The Durham branch of the UCU (University and College Union) has proposed and is currently voting on strike action against face-to-face teaching during Epiphany Term. DUCU members have expressed their discontent that they are being asked to deliver face-to-face teaching in spite of the Covid-19 crisis.
Despite the developments of recent days that have put a certain end to face-to-face teaching until mid-February at the very earliest, members of the DUCU should consider very carefully the consequences of potential strike action, and should not stand for it. Alternatives to strike action must be considered should these concerns arise again following the end of the lockdown.
For the sake of students, strike action simply cannot be justified. Students must not be made to suffer any more than they already have, with their university experience marred by unprecedented difficulties. Promises of blended learning convinced freshers to begin their university education in the midst of a global pandemic; those few hours of promised, face-to-face contact were the deciding factor for many students that were unsure about whether to start university under incredibly uncertain circumstances. In a year where motivation is at an all-time low, and options of face-to-face social contact with people outside of student households are already severely limited, the DUCU simply cannot be justified in attempting to have this small semblance of a normal university experience robbed from students.

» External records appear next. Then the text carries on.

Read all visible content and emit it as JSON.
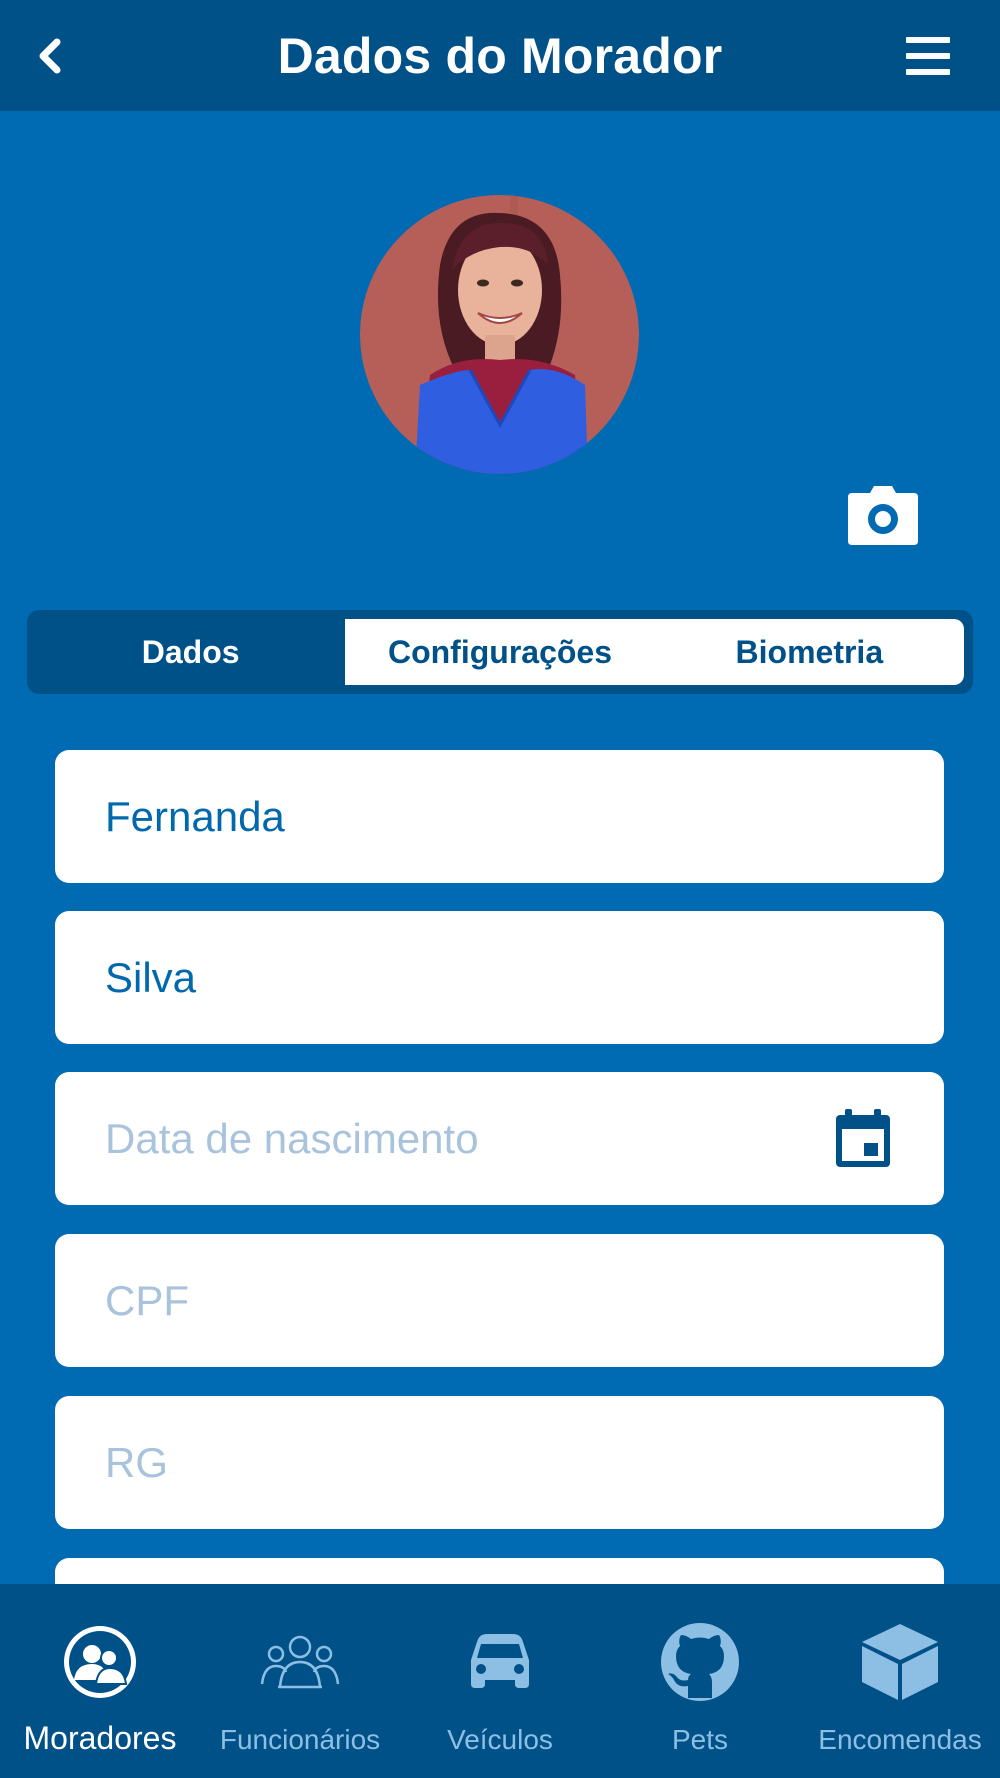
{
  "header": {
    "title": "Dados do Morador",
    "back_icon": "chevron-left-icon",
    "menu_icon": "hamburger-menu-icon"
  },
  "profile": {
    "photo": "resident-photo",
    "camera_icon": "camera-icon"
  },
  "tabs": [
    {
      "label": "Dados",
      "active": true
    },
    {
      "label": "Configurações",
      "active": false
    },
    {
      "label": "Biometria",
      "active": false
    }
  ],
  "form": {
    "first_name": {
      "value": "Fernanda",
      "placeholder": ""
    },
    "last_name": {
      "value": "Silva",
      "placeholder": ""
    },
    "birth_date": {
      "value": "",
      "placeholder": "Data de nascimento",
      "icon": "calendar-icon"
    },
    "cpf": {
      "value": "",
      "placeholder": "CPF"
    },
    "rg": {
      "value": "",
      "placeholder": "RG"
    }
  },
  "bottom_nav": [
    {
      "label": "Moradores",
      "icon": "residents-icon",
      "active": true
    },
    {
      "label": "Funcionários",
      "icon": "employees-icon",
      "active": false
    },
    {
      "label": "Veículos",
      "icon": "car-icon",
      "active": false
    },
    {
      "label": "Pets",
      "icon": "github-cat-icon",
      "active": false
    },
    {
      "label": "Encomendas",
      "icon": "package-icon",
      "active": false
    }
  ],
  "colors": {
    "background": "#006bb3",
    "header": "#005188",
    "text_value": "#0068ad",
    "placeholder": "#a9c3dd",
    "nav_inactive": "#8dbfe4"
  }
}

Whilst the concerns of staff should of course be acknowledged and the university must do everything in their power to address them, the proposed industrial action simply cannot be supported – it would be detrimental to students’ education far beyond just ending face-to-face teaching. Proposals such as a boycotting of marking and assessment are frankly disgraceful when there is consensus amongst students that they are receiving an education that is not of the quality that they would have expected from Durham. The DUCU’s insistence that online teaching is in any way a better alternative to face-to-face teaching is highly questionable.
It is vital to point out that there are very dependable safety measures already in place to protect everyone in live teaching settings. Any student who has been lucky enough to experience face-to-face teaching during Michaelmas term will report that seminars take place in large, well-ventilated lecture theatres, with students spaced out at a minimum two metre distance, and staff often even further away and behind a protective screen. Students on practical science courses attest to socially distanced sessions where lab coats are labelled and placed in plastic bags so that they are strictly for use by one person only, whilst students on computing courses will report that they have to stand away from computers when asking for help from staff.
Whilst it is of course understandable that staff are anxious, having experienced situations where numerous members of seminar classes have been forced to self-isolate, the settings in which staff are being asked to teach are designed to remain safe under all circumstances. Even if a student in a seminar group was infected, the scientific understanding is that the measures in place will still protect staff and other students. There is no evidence that the outbreaks early on in Michaelmas term were linked to face-to-face teaching, and students will testify that most face-to-face teaching was in any case moved temporarily online under these particular circumstances.
The wider effects of the proposed strike action must also be fully appreciated. If face-to-face teaching is cancelled when it does not need to be, a considerable number of students may decide to return home to their families, having this final sense of a normal degree programme ripped away from them. This would be to the detriment of local businesses, already struggling in these unprecedented circumstances. Staff employed in the buildings usually used to deliver face-to-face teaching would also no longer have work. Face-to-face teaching is an integral part of the workings of the university and the local community, and any decision to take industrial action must therefore have very good justification.
From a student perspective, it seems impossible to find this justification. The University must indeed be urged to work with staff to address their concerns and should create the avenues necessary for staff to directly report any concerns to a figure of authority. However, strike action is not the right way forward. The justification provided by the DUCU is highly contentious, and the education of students must remain a constant priority. Online teaching is not of the same standard as face-to-face teaching, and whilst it is necessary this year, it should not be seen as a substitute.
Image: Mark Norton.